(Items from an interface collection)
——————————
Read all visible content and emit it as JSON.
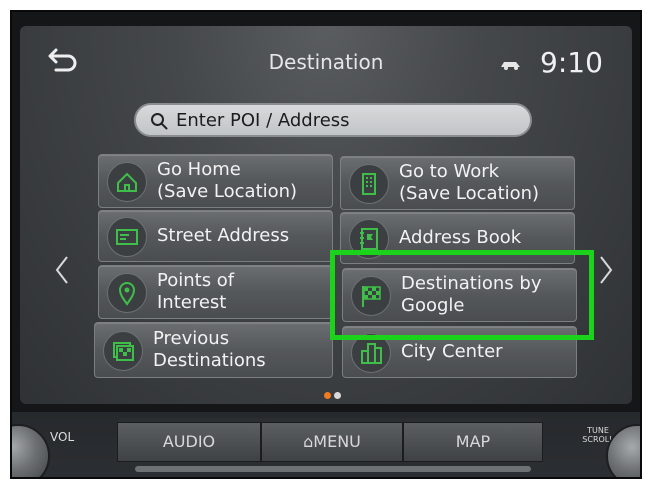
{
  "header": {
    "title": "Destination",
    "time": "9:10"
  },
  "search": {
    "placeholder": "Enter POI / Address"
  },
  "tiles": [
    {
      "label": "Go Home\n(Save Location)",
      "icon": "home-icon"
    },
    {
      "label": "Go to Work\n(Save Location)",
      "icon": "building-icon"
    },
    {
      "label": "Street Address",
      "icon": "address-card-icon"
    },
    {
      "label": "Address Book",
      "icon": "address-book-icon"
    },
    {
      "label": "Points of\nInterest",
      "icon": "map-pin-icon"
    },
    {
      "label": "Destinations by\nGoogle",
      "icon": "checkered-flag-icon"
    },
    {
      "label": "Previous\nDestinations",
      "icon": "history-flag-icon"
    },
    {
      "label": "City Center",
      "icon": "city-icon"
    }
  ],
  "pagination": {
    "current": 1,
    "total": 2
  },
  "controls": {
    "vol_label": "VOL",
    "tune_label_1": "TUNE",
    "tune_label_2": "SCROLL",
    "audio_label": "AUDIO",
    "menu_label": "MENU",
    "map_label": "MAP"
  },
  "colors": {
    "accent_green": "#3fbf4a",
    "highlight_border": "#1cd31c",
    "page_dot_active": "#f07a1e"
  }
}
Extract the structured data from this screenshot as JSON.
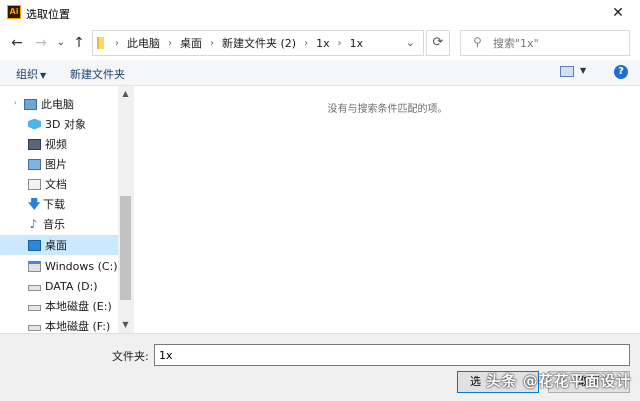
{
  "window": {
    "title": "选取位置",
    "app_icon_text": "Ai",
    "close_glyph": "✕"
  },
  "nav": {
    "back_glyph": "←",
    "forward_glyph": "→",
    "recent_glyph": "⌄",
    "up_glyph": "↑",
    "breadcrumb": [
      "此电脑",
      "桌面",
      "新建文件夹 (2)",
      "1x",
      "1x"
    ],
    "breadcrumb_separator": "›",
    "address_dropdown_glyph": "⌄",
    "refresh_glyph": "⟳",
    "search_placeholder": "搜索\"1x\"",
    "search_glyph": "⚲"
  },
  "commands": {
    "organize": "组织",
    "organize_caret": "▼",
    "new_folder": "新建文件夹",
    "view_caret": "▼",
    "help": "?"
  },
  "sidebar": {
    "items": [
      {
        "label": "此电脑",
        "icon": "computer-icon",
        "expander": "›"
      },
      {
        "label": "3D 对象",
        "icon": "3d-objects-icon"
      },
      {
        "label": "视频",
        "icon": "video-icon"
      },
      {
        "label": "图片",
        "icon": "pictures-icon"
      },
      {
        "label": "文档",
        "icon": "documents-icon"
      },
      {
        "label": "下载",
        "icon": "download-icon",
        "glyph": "🡇"
      },
      {
        "label": "音乐",
        "icon": "music-icon",
        "glyph": "♪"
      },
      {
        "label": "桌面",
        "icon": "desktop-icon",
        "selected": true
      },
      {
        "label": "Windows (C:)",
        "icon": "windows-drive-icon"
      },
      {
        "label": "DATA (D:)",
        "icon": "drive-icon"
      },
      {
        "label": "本地磁盘 (E:)",
        "icon": "drive-icon"
      },
      {
        "label": "本地磁盘 (F:)",
        "icon": "drive-icon"
      }
    ],
    "scroll_up_glyph": "▲",
    "scroll_down_glyph": "▼"
  },
  "main": {
    "empty_message": "没有与搜索条件匹配的项。"
  },
  "footer": {
    "folder_label": "文件夹:",
    "folder_value": "1x",
    "select_button": "选",
    "cancel_button": "取消"
  },
  "watermark": "头条 @花花平面设计",
  "colors": {
    "selected_bg": "#cce8ff",
    "command_text": "#1a3f6f",
    "accent_border": "#0078d7",
    "app_icon_orange": "#ff9a00"
  }
}
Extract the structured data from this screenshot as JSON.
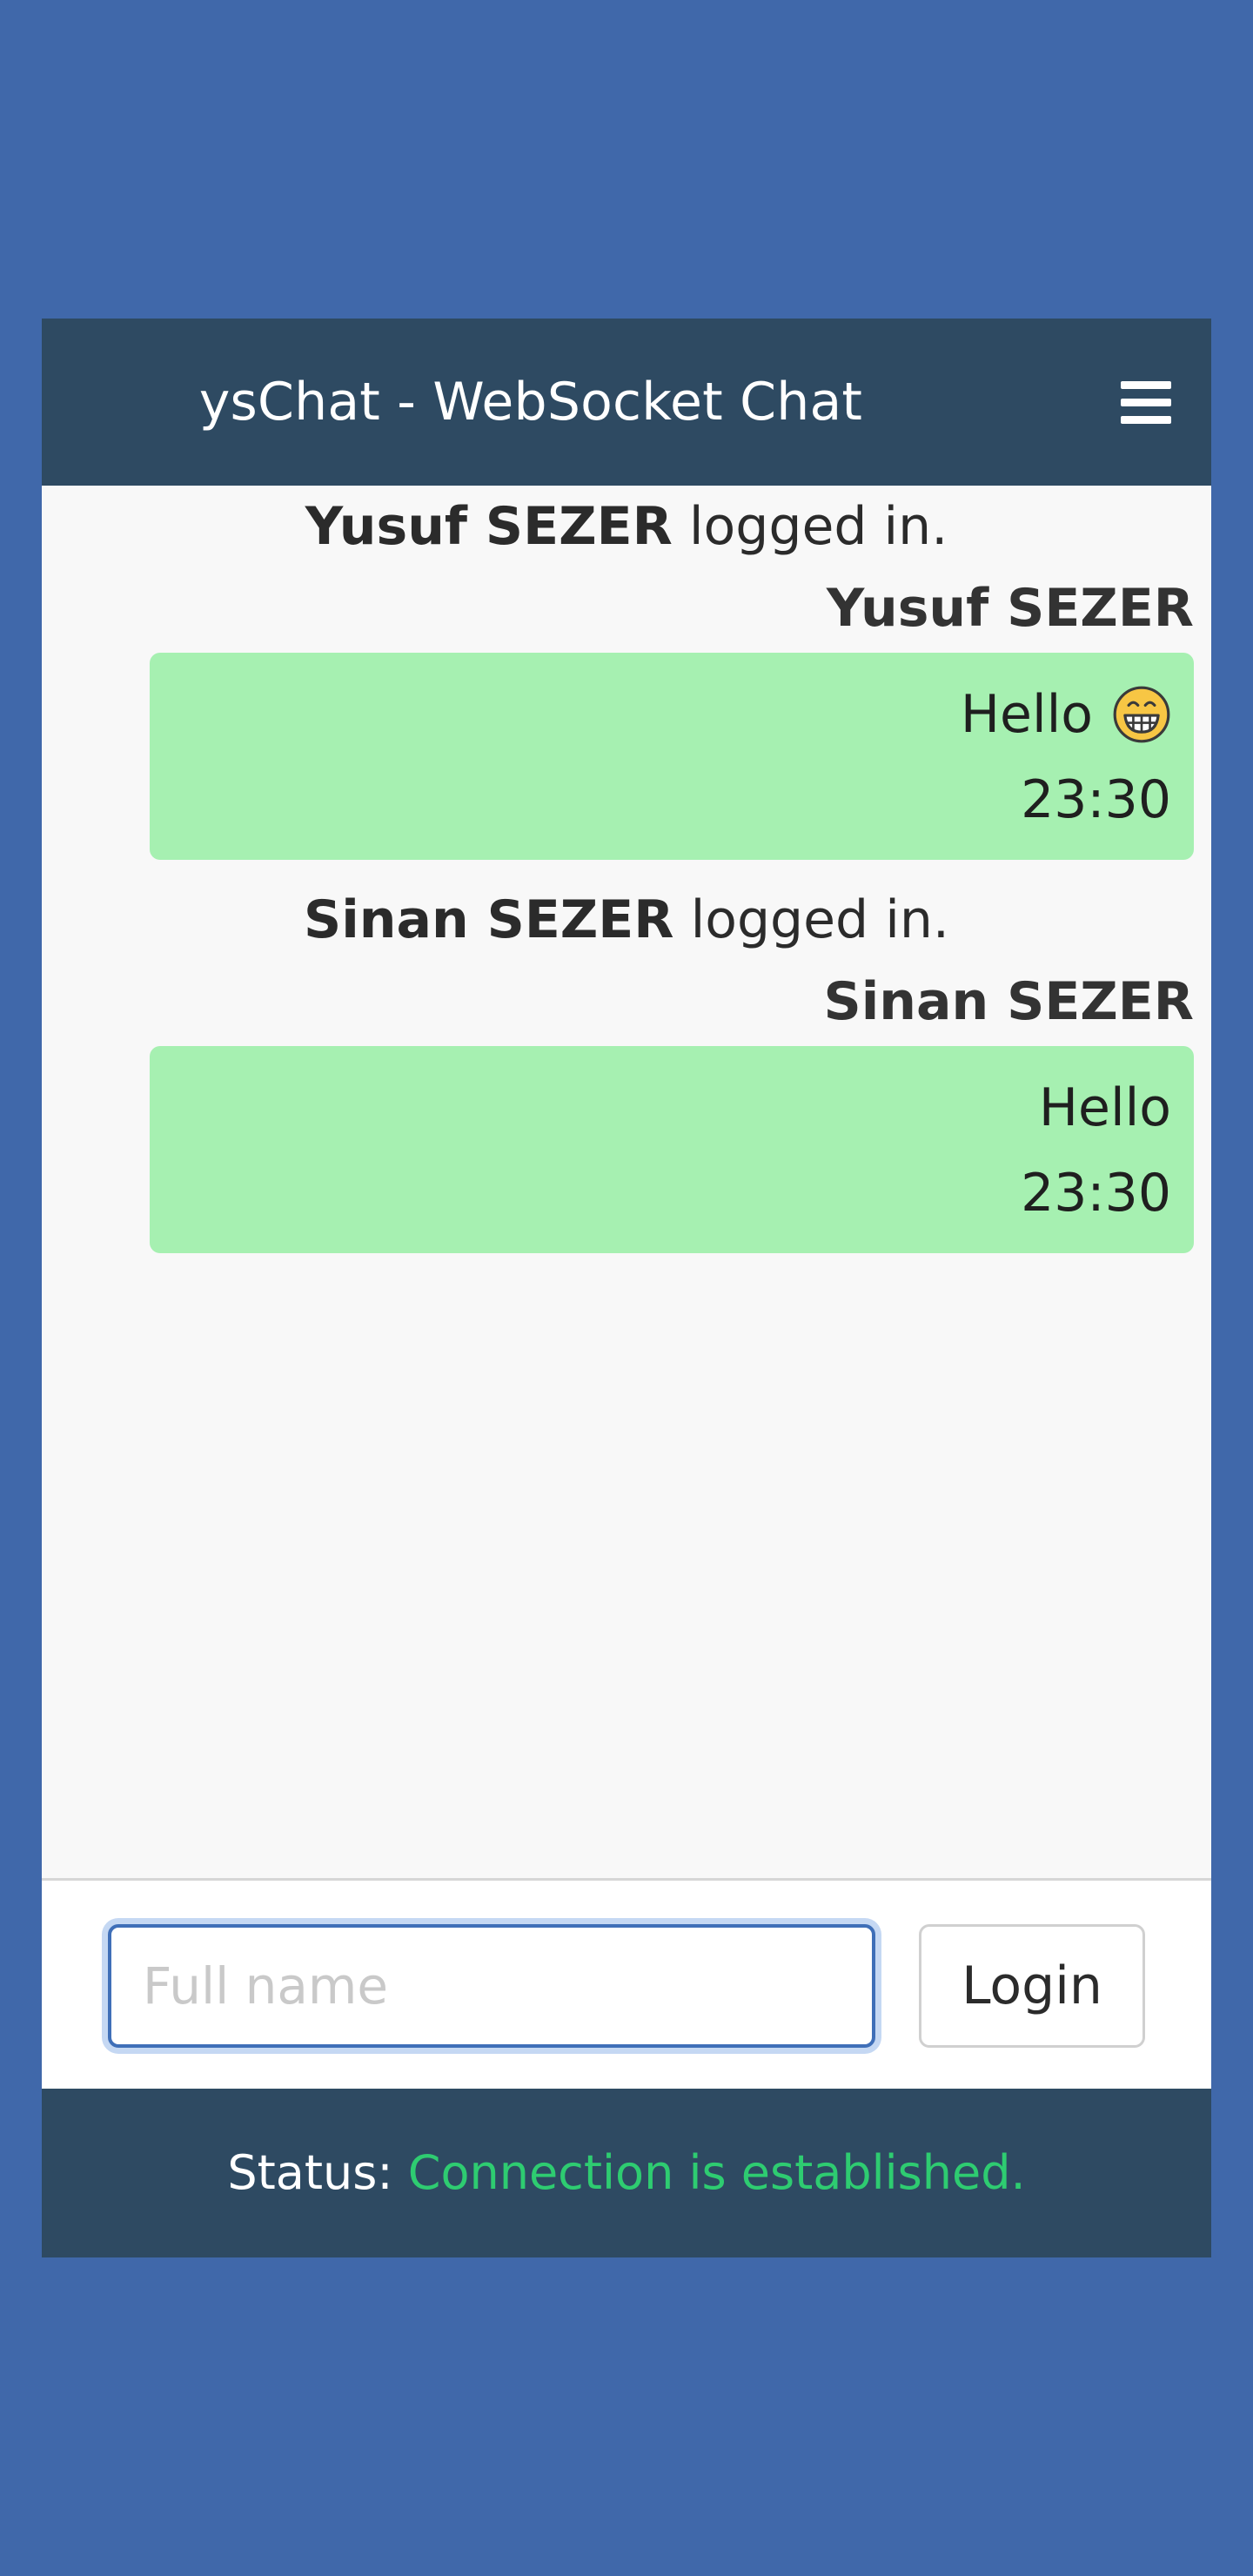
{
  "header": {
    "title": "ysChat - WebSocket Chat",
    "menu_icon": "hamburger-menu-icon"
  },
  "messages": [
    {
      "type": "system",
      "user": "Yusuf SEZER",
      "text": "logged in."
    },
    {
      "type": "chat",
      "sender": "Yusuf SEZER",
      "text": "Hello",
      "emoji": "grinning-face",
      "time": "23:30"
    },
    {
      "type": "system",
      "user": "Sinan SEZER",
      "text": "logged in."
    },
    {
      "type": "chat",
      "sender": "Sinan SEZER",
      "text": "Hello",
      "time": "23:30"
    }
  ],
  "login": {
    "placeholder": "Full name",
    "value": "",
    "button_label": "Login"
  },
  "footer": {
    "status_label": "Status:",
    "status_value": "Connection is established.",
    "status_color": "#2ecc71"
  },
  "colors": {
    "page_background": "#4068aa",
    "header_background": "#2e4a62",
    "bubble_background": "#a6f0b1"
  }
}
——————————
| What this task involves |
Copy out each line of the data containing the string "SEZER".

| Task answer |
      "user": "Yusuf SEZER",
      "sender": "Yusuf SEZER",
      "user": "Sinan SEZER",
      "sender": "Sinan SEZER",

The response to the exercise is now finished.